Urban Ring update

Below are links to the presentation from a Urban Ring meeting earlier this month. It shows plans for a bus stop at the intersection of Stadium Way and Western Ave and one at the intersection of North Harvard and Cambridge Street. There is also a bus stop and commuter rail stop behind Malvern St near the BU campus.

This route through North Allston clearly favors the eastern side of the neighborhood and Harvard's future campus. A route slightly to the west (North Harvard St to Franklin St to a commuter rail stop near the Sports Depot - drawn in red) or further to the west (Everett St to Cambridge St) would more equally serve North Allston and North Brighton and put the commuter rail station within walking distance of a larger population that now has no good mass transit access to downtown. It seems rather redundant to put a commuter rail stop so close to the existing Packards Corner stop on the B branch of the Green Line.

Complete presentation (7MB file). Slides most specifically referring to Allston


  1. Were residents from the area ever presented with this aspect of the plan? It seems there has been a lot of community input to other sections apart from Allston, which has been added at the last minute request of Harvard. Perhaps there is still time to voice the alternatives.

  2. Anonymous8:56 AM

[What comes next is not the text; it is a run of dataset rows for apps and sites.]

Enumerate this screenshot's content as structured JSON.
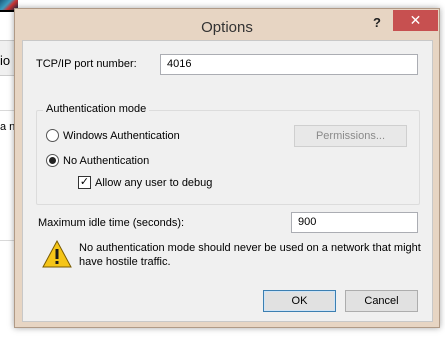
{
  "background": {
    "fragment_text_1": "io",
    "fragment_text_2": "a n"
  },
  "dialog": {
    "title": "Options",
    "help_glyph": "?",
    "close_glyph": "✕",
    "port": {
      "label": "TCP/IP port number:",
      "value": "4016"
    },
    "auth": {
      "group_label": "Authentication mode",
      "windows_label": "Windows Authentication",
      "windows_selected": false,
      "permissions_label": "Permissions...",
      "none_label": "No Authentication",
      "none_selected": true,
      "allow_any_label": "Allow any user to debug",
      "allow_any_checked": true
    },
    "idle": {
      "label": "Maximum idle time (seconds):",
      "value": "900"
    },
    "warning": {
      "icon": "warning-triangle-icon",
      "text": "No authentication mode should never be used on a network that might have hostile traffic."
    },
    "ok_label": "OK",
    "cancel_label": "Cancel"
  },
  "colors": {
    "frame": "#e7d5c3",
    "close_button": "#c75050",
    "client": "#f0f0f0",
    "default_button_border": "#3c7fb1"
  }
}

    I'm confused, are you proposing to run buses down Franklin St? If so, are you kidding? I could see Everett, but Franklin is a two-way street barely wide enough for one car with parked cars. Putting a commuter rail stop at Everett St (at the vacant Harvard 'science' building) would be a fantastic idea.

  3. I'm not kidding for a second about the need for large-scale creative thinking about how our neighborhood will need to change to accomodate 15,000+ additional people working and living on Harvard's new campus.

    Dozens of buses a day already use Franklin St bringing kids to and from the Gardner School. Replacing the Franklin St pedestrian bridge with a bridge that could carry cars/buses would remove some pressure from the overloaded North Harvard / Cambridge St area.

    I'm not pretending to have the magic answers to how we change our infrastructure to accomodate the future demands of Harvard's expansion. Any or all of the specific ideas I have might be all wrong. But I think it is essential that we feel free to share a wide variety of ideas about how thousands more people will be able to walk, drive, bike, and take public transportation. Our current system of roads can barely get the job done now and major gridlock won't be fun for anyone. And as Harvard's planning gets more approvals and more construction starts we will only have fewer and fewer options.

    If you want to see some real big ideas, check out Chris Weller's www.cityminustraffic.org.